#### Directions:
Would you copy the full listing that follows without changing a thing?

#### Provided data:
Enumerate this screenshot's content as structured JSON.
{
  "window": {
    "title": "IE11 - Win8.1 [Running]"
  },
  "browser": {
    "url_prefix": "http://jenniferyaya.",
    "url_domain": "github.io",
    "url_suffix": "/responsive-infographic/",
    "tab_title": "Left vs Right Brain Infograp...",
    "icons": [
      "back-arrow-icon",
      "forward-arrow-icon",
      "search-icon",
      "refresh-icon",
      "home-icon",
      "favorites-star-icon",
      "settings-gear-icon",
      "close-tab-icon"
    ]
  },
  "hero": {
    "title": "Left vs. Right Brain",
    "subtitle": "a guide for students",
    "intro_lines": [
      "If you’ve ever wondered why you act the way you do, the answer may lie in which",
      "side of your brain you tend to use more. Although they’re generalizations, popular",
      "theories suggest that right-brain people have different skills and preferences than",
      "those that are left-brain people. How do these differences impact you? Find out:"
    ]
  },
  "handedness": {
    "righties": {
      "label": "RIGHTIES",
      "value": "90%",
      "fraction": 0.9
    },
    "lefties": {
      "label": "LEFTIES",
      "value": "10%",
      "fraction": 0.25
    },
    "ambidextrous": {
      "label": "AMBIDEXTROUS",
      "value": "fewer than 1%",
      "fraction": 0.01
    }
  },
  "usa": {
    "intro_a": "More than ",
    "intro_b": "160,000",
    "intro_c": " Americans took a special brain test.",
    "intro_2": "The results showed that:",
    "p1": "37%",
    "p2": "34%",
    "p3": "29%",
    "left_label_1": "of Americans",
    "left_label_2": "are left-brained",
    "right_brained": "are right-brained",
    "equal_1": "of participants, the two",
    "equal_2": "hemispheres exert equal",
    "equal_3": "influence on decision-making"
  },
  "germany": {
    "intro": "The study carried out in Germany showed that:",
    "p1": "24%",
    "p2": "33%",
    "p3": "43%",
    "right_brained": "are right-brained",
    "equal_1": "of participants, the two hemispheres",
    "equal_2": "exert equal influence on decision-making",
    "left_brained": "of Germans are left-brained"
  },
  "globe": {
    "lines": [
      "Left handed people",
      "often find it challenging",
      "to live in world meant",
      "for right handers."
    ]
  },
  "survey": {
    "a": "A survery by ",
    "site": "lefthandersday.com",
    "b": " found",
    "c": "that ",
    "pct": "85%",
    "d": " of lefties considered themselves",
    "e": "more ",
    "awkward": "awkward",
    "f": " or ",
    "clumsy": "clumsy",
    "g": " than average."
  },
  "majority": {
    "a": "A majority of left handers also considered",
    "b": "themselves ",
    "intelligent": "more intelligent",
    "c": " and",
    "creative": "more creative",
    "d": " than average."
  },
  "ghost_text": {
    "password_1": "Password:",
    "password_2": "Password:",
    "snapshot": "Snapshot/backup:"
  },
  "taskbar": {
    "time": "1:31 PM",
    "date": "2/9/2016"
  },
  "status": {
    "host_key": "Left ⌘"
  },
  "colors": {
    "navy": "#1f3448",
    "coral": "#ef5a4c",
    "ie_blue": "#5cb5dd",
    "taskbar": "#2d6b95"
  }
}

#### Reply to the task:
Enumerate this screenshot's content as structured JSON.
{
  "window": {
    "title": "IE11 - Win8.1 [Running]"
  },
  "browser": {
    "url_prefix": "http://jenniferyaya.",
    "url_domain": "github.io",
    "url_suffix": "/responsive-infographic/",
    "tab_title": "Left vs Right Brain Infograp...",
    "icons": [
      "back-arrow-icon",
      "forward-arrow-icon",
      "search-icon",
      "refresh-icon",
      "home-icon",
      "favorites-star-icon",
      "settings-gear-icon",
      "close-tab-icon"
    ]
  },
  "hero": {
    "title": "Left vs. Right Brain",
    "subtitle": "a guide for students",
    "intro_lines": [
      "If you’ve ever wondered why you act the way you do, the answer may lie in which",
      "side of your brain you tend to use more. Although they’re generalizations, popular",
      "theories suggest that right-brain people have different skills and preferences than",
      "those that are left-brain people. How do these differences impact you? Find out:"
    ]
  },
  "handedness": {
    "righties": {
      "label": "RIGHTIES",
      "value": "90%",
      "fraction": 0.9
    },
    "lefties": {
      "label": "LEFTIES",
      "value": "10%",
      "fraction": 0.25
    },
    "ambidextrous": {
      "label": "AMBIDEXTROUS",
      "value": "fewer than 1%",
      "fraction": 0.01
    }
  },
  "usa": {
    "intro_a": "More than ",
    "intro_b": "160,000",
    "intro_c": " Americans took a special brain test.",
    "intro_2": "The results showed that:",
    "p1": "37%",
    "p2": "34%",
    "p3": "29%",
    "left_label_1": "of Americans",
    "left_label_2": "are left-brained",
    "right_brained": "are right-brained",
    "equal_1": "of participants, the two",
    "equal_2": "hemispheres exert equal",
    "equal_3": "influence on decision-making"
  },
  "germany": {
    "intro": "The study carried out in Germany showed that:",
    "p1": "24%",
    "p2": "33%",
    "p3": "43%",
    "right_brained": "are right-brained",
    "equal_1": "of participants, the two hemispheres",
    "equal_2": "exert equal influence on decision-making",
    "left_brained": "of Germans are left-brained"
  },
  "globe": {
    "lines": [
      "Left handed people",
      "often find it challenging",
      "to live in world meant",
      "for right handers."
    ]
  },
  "survey": {
    "a": "A survery by ",
    "site": "lefthandersday.com",
    "b": " found",
    "c": "that ",
    "pct": "85%",
    "d": " of lefties considered themselves",
    "e": "more ",
    "awkward": "awkward",
    "f": " or ",
    "clumsy": "clumsy",
    "g": " than average."
  },
  "majority": {
    "a": "A majority of left handers also considered",
    "b": "themselves ",
    "intelligent": "more intelligent",
    "c": " and",
    "creative": "more creative",
    "d": " than average."
  },
  "ghost_text": {
    "password_1": "Password:",
    "password_2": "Password:",
    "snapshot": "Snapshot/backup:"
  },
  "taskbar": {
    "time": "1:31 PM",
    "date": "2/9/2016"
  },
  "status": {
    "host_key": "Left ⌘"
  },
  "colors": {
    "navy": "#1f3448",
    "coral": "#ef5a4c",
    "ie_blue": "#5cb5dd",
    "taskbar": "#2d6b95"
  }
}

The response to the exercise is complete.